The Chinese fleet, the largest China has ever sent abroad for a joint drill, arrived in Vladivostok July 5, and will conclude its operations on Friday after a fleet review.
The Chinese task force is under the command of Ding Yiping, deputy commander of the naval forces of the Chinese People's Liberation Army.
"Scenario-based drills such as this are a valuable opportunity for practice," Ding said during a brief ceremony on Monday morning.
He said that commanding the current exercise is difficult due to the large number of staff involved, as well as complex weather conditions and the large amount of ammunition used.
Eleven types of military tasks will be tackled over the next few days, including anti-submarine and anti-ship operations, maritime air defense, escort drills and marine search and rescue operations, according to Ding.
Yin Zhuo, director of the Navy Information Expert Committee of the PLA, said the anti-submarine exercise highlights the two navies' deepening mutual trust, because information about a country's submarines is rarely shared.
More importantly, the two navies are working closely together to direct the exercise, both on shore and at sea.
Zhao Yi from the North Sea Fleet is one of the three Chinese officers onboard Russia's cruiser the Varyag while at sea. He said he was confident he could accomplish his various missions in cooperation with his Russian counterpart, despite the language obstacles.
"We've made solid preparations during the table maneuvers, and interpreters from both sides are on board just in case of any emergency," he said. Six Russian officers will also work on two of the four participating Chinese destroyers.
Wang Ling, a senior officer with the Chinese task force said that cooperation between the two navies has been increasingly smooth, although unexpected "emergency" situations during exercises, such as mechanical problems, can help to strengthen problem-solving capabilities.

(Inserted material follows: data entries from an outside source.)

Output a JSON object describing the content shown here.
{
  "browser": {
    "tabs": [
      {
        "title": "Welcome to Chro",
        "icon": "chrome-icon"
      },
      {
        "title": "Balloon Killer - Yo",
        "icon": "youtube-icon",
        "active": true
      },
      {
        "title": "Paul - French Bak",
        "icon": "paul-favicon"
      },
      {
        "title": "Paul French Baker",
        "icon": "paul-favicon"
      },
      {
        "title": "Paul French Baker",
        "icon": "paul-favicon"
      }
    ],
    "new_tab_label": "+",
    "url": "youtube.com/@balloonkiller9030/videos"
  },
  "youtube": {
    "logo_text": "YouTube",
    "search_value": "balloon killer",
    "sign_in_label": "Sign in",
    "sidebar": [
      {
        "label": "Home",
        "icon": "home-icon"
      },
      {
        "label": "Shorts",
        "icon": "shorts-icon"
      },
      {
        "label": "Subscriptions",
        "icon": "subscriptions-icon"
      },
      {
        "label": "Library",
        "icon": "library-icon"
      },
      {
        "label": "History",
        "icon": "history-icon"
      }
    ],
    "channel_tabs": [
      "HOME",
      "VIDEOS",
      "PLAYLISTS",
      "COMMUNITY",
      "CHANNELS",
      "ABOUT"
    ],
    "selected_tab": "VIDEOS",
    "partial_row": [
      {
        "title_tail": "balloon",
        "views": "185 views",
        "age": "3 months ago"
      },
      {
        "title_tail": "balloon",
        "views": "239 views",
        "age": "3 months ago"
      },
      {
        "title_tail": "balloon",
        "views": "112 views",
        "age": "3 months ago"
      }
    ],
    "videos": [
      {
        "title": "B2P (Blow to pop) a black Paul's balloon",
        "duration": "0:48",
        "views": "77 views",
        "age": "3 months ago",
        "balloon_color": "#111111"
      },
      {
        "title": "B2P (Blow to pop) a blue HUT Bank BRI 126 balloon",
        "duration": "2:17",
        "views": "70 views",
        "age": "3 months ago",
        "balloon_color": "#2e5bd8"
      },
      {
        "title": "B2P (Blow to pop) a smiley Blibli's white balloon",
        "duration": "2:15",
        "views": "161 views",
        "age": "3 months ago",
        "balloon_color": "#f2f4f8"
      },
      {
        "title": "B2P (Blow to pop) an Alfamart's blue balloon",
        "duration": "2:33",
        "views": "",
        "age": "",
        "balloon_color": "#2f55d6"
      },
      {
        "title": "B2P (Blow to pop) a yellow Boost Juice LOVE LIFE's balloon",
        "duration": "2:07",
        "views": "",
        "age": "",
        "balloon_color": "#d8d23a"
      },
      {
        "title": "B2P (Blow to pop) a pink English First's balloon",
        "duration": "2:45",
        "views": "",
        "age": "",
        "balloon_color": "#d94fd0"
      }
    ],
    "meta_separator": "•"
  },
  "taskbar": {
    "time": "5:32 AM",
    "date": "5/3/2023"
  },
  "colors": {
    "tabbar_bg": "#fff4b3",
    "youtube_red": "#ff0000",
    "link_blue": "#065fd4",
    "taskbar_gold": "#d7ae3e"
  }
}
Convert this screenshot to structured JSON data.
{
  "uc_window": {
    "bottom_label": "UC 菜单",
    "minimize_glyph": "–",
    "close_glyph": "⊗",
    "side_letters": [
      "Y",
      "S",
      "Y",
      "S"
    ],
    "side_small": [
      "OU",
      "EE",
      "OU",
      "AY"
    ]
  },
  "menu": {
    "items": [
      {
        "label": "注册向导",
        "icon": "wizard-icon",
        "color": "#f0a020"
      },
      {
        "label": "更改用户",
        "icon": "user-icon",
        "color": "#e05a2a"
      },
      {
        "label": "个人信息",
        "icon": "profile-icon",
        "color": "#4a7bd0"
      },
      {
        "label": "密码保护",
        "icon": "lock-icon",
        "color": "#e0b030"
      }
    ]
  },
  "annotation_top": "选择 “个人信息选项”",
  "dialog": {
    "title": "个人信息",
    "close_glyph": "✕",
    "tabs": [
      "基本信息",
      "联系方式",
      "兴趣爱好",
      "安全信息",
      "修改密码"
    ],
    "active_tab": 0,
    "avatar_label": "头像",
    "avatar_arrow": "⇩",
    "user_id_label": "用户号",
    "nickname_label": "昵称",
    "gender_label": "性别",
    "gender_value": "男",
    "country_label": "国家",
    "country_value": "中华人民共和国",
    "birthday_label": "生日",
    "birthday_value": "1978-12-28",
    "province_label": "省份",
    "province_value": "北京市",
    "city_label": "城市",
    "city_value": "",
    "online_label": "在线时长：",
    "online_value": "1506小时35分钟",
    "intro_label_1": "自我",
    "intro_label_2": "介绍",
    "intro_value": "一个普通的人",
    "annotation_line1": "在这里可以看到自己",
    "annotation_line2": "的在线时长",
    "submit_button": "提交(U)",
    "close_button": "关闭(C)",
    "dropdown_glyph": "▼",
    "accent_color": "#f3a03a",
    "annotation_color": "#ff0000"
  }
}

Mist and rain may interrupt the drill, said Chen Lu, a sailor working on the Chinese destroyer Lanzhou. "But it would not be a problem for me, ... As a member of the navy, I need to maintain combat readiness at all times," he said.